A Photo Essay by Abhishek Basu
Forty percent of India’s natural resources are found in Jharkhand (or “the land of forests”). The state suffers from what is called the “paradox of plenty” or “resource curse” wherein the population of an area with abundant natural resources suffers from deep poverty. The coal mining companies employ workers, mostly migrants, on contract basis to minimise their expenditure. The locals are left to either migrate or get involved with illegal mining. They carry and sell coal illegally on a daily basis to earn their livelihood.

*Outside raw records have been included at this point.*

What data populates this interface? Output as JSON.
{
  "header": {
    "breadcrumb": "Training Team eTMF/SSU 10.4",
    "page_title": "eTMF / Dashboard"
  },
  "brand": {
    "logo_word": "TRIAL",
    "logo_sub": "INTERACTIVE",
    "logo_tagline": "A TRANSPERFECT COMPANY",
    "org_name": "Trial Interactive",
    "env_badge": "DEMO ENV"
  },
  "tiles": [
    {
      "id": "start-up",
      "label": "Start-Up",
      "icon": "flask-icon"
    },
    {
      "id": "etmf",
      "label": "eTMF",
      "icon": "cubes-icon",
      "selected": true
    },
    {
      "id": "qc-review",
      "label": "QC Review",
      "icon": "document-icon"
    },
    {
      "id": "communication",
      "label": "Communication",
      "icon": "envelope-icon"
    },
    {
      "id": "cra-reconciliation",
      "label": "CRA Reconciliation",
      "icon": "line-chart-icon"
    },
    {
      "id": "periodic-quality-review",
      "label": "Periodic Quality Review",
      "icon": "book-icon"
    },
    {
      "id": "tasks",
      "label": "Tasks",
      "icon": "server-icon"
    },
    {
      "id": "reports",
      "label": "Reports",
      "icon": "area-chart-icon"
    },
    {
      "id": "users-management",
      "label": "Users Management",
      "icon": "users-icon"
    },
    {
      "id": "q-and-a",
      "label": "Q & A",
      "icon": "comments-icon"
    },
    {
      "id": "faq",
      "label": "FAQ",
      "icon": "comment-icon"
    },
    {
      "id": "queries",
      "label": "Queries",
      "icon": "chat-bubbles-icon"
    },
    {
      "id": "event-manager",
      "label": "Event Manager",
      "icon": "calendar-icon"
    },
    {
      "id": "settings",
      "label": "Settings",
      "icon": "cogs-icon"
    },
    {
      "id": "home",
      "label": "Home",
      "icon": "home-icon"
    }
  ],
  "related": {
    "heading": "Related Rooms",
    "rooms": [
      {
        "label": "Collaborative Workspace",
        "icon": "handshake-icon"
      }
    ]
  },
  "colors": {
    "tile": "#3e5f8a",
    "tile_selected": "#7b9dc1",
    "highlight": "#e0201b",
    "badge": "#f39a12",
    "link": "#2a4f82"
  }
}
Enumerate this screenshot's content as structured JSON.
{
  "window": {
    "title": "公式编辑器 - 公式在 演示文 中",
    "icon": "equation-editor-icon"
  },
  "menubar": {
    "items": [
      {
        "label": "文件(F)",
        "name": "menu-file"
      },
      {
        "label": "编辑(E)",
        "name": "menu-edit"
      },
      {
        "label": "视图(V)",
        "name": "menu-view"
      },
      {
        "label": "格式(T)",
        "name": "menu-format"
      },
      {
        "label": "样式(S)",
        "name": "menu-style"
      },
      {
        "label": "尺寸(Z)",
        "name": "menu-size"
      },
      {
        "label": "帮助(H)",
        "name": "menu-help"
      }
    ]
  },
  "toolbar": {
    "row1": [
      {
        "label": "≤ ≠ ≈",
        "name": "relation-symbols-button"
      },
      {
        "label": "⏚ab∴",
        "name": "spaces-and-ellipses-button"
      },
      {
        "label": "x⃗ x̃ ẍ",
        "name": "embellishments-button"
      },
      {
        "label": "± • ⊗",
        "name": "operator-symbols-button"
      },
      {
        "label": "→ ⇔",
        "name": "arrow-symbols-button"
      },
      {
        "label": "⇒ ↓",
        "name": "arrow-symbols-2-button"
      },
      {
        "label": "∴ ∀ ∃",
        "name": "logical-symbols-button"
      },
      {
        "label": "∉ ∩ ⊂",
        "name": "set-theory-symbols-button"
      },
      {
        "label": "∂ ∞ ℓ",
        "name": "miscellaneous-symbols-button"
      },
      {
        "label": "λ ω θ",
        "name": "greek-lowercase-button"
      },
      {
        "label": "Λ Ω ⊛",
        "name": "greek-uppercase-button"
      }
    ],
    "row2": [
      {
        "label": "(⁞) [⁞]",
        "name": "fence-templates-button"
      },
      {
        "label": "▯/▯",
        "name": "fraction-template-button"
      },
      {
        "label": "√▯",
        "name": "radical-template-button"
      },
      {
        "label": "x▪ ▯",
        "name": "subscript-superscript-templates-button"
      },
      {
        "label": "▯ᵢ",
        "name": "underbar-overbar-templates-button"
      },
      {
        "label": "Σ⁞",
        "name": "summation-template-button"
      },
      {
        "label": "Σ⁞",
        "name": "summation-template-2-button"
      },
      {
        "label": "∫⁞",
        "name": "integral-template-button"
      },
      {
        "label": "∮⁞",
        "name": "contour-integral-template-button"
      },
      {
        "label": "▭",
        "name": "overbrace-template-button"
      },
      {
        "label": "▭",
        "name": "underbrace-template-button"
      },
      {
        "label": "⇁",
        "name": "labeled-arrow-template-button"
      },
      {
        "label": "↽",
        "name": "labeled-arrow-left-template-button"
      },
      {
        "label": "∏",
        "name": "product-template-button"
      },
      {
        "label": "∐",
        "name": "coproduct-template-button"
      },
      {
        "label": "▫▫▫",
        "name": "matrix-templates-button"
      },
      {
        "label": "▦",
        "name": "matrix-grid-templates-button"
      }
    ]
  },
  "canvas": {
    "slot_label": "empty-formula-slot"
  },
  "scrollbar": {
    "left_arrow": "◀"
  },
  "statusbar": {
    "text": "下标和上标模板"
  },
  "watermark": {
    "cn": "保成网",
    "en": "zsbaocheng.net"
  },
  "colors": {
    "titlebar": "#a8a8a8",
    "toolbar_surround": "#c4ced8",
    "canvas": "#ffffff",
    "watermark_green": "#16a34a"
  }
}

These photographs taken in Baghmara, Nirsa, Egarkund, Kaliyasol, Govindpur, Baliapur, Dhanbad and Topchachi attempt to capture the profound sense of hopelessness at the loss that Jharkhand and its people have faced due to incessant mining.
India’s demand for power has been rising constantly, including after the lockdown. In October 2021, coal-fired power stations that produce 70 per cent of India’s power announced that they had an average of four days of coal left, the lowest in years. With the onset of the unseasonal November rains, these open cast mines of Jharkhand are witnessing a sizzling down of their fires which hinders production and supplies. This has caused the migrant workers to work overtime in an increased number of shifts to keep the fires burning. In September 2021, China made a climate pledge to halt coal projects abroad. This came as a setback for many developing nations that relied on Chinese expertise and financing for coal plants. Subsequently, there was increased pressure on the mines of Dhanbad to Baghmara.